The L4 and L5 points are home to stable orbits so long as the mass ratio between the two large masses exceeds 24.96. This condition is satisfied for both the Earth-Sun and Earth-Moon systems, and for many other pairs of bodies in the solar system. Objects found orbiting at the L4 and L5 points are often called Trojans after the three large asteroids Agamemnon, Achilles and Hector that orbit in the L4 and L5 points of the Jupiter-Sun system. (According to Homer, Hector was the Trojan champion slain by Achilles during King Agamemnon\’s siege of Troy).

There are hundreds of Trojan Asteroids in the solar system. Most orbit with Jupiter, but others orbit with Mars. In addition, several of Saturn\’s moons have Trojan companions. In 1956 the Polish astronomer Kordylewski discovered large concentrations of dust at the Trojan points of the Earth-Moon system. The DIRBE instrument on the COBE satellite confirmed earlier IRAS observations of a dust ring following the Earth\’s orbit around the Sun. The existence of this ring is closely related to the Trojan points, but the story is complicated by the effects of radiation pressure on the dust grains. In 2010 NASA\’s WISE telescope finally confirmed the first Trojan asteroid (2010 TK7) around Earth\’s leading Lagrange point.

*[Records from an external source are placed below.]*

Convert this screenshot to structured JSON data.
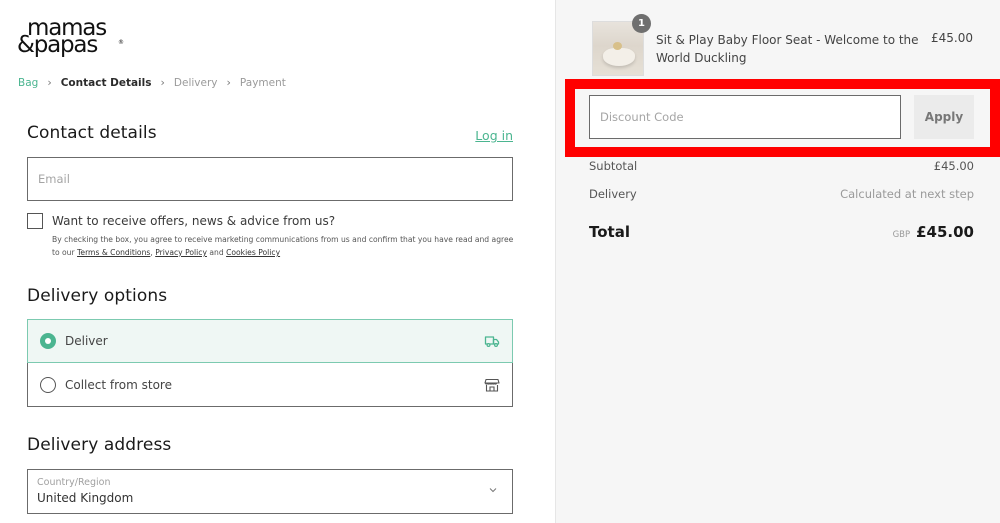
{
  "brand": {
    "logo_line1": "mamas",
    "logo_line2": "&papas",
    "logo_reg": "®"
  },
  "breadcrumb": {
    "items": [
      {
        "label": "Bag",
        "state": "link"
      },
      {
        "label": "Contact Details",
        "state": "current"
      },
      {
        "label": "Delivery",
        "state": "upcoming"
      },
      {
        "label": "Payment",
        "state": "upcoming"
      }
    ],
    "separator": "›"
  },
  "contact": {
    "title": "Contact details",
    "login_label": "Log in",
    "email_placeholder": "Email",
    "email_value": "",
    "marketing_optin": {
      "checked": false,
      "label": "Want to receive offers, news & advice from us?",
      "fine_print_prefix": "By checking the box, you agree to receive marketing communications from us and confirm that you have read and agree to our ",
      "terms_label": "Terms & Conditions",
      "comma": ", ",
      "privacy_label": "Privacy Policy",
      "and": " and ",
      "cookies_label": "Cookies Policy"
    }
  },
  "delivery_options": {
    "title": "Delivery options",
    "options": [
      {
        "label": "Deliver",
        "selected": true,
        "icon": "truck-icon"
      },
      {
        "label": "Collect from store",
        "selected": false,
        "icon": "store-icon"
      }
    ]
  },
  "delivery_address": {
    "title": "Delivery address",
    "country_label": "Country/Region",
    "country_value": "United Kingdom"
  },
  "order_summary": {
    "item": {
      "quantity": "1",
      "name": "Sit & Play Baby Floor Seat - Welcome to the World Duckling",
      "price": "£45.00"
    },
    "discount": {
      "placeholder": "Discount Code",
      "value": "",
      "apply_label": "Apply"
    },
    "subtotal_label": "Subtotal",
    "subtotal_value": "£45.00",
    "delivery_label": "Delivery",
    "delivery_value": "Calculated at next step",
    "total_label": "Total",
    "total_currency": "GBP",
    "total_value": "£45.00"
  },
  "colors": {
    "accent": "#4bb590",
    "highlight": "#ff0000",
    "summary_bg": "#f6f6f6"
  }
}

7.1. Finding the Lagrange Points


The easiest way to understand Lagrange points is to adopt a frame of reference that rotates with the system. The forces exerted on a body at rest in this frame can be derived from an effective potential in much the same way that wind speeds can be inferred from a weather map. The forces are strongest when the contours of the effective potential are closest together and weakest when the contours are far apart.

In the above contour plot we see that L4 and L5 correspond to hilltops and L1, L2 and L3 correspond to saddles (i.e. points where the potential is curving up in one direction and down in the other). This suggests that satellites placed at the Lagrange points will have a tendency to wander off (try sitting a marble on top of a watermelon or on top of a real saddle and you get the idea). But when a satellite parked at L4 or L5 starts to roll off the hill it picks up speed. At this point the Coriolis force comes into play – the same force that causes hurricanes to spin up on the earth – and sends the satellite into a stable orbit around the Lagrange point.

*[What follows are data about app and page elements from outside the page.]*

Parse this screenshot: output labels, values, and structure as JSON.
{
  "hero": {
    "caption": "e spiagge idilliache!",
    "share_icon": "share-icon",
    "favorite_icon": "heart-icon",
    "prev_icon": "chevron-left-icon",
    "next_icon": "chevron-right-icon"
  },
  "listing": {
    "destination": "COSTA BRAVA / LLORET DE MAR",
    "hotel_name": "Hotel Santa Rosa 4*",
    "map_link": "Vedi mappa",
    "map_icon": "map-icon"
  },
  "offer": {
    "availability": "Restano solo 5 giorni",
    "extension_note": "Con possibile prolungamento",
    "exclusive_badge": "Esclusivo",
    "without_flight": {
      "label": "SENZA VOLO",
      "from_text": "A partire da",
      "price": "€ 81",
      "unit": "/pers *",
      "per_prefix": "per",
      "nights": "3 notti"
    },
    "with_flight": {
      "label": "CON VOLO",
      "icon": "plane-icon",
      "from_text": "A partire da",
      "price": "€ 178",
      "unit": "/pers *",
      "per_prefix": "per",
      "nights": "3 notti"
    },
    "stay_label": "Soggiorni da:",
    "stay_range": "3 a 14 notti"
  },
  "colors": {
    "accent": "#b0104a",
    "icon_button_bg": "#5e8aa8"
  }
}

[/vc_column_text][/vc_column][vc_column width=\”1/2\” is_sticky=\”yes\” sticky_min_width=\”767\” sticky_top=\”130\” sticky_bottom=\”0\”][vc_custom_heading text=\”What is The SUN ? | Solar System | सौर मंडल | हमारा सूरज | UPSC IAS\” font_container=\”tag:h2|font_size:24PX|text_align:center|color:%23ffffff|line_height:34PX\” use_theme_fonts=\”yes\” css=\”.vc_custom_1675074691573{margin-top: 0px !important;margin-bottom: 0px !important;padding-top: 10px !important;padding-right: 10px !important;padding-bottom: 10px !important;padding-left: 10px !important;background-color: #434a9b !important;}\”][vc_video link=\”\” css=\”.vc_custom_1675074672899{margin-top: 0px !important;padding-top: 0px !important;}\”][/vc_column][/vc_row][/vc_section]

Leave a Comment

Your email address will not be published. Required fields are marked *

Scroll to Top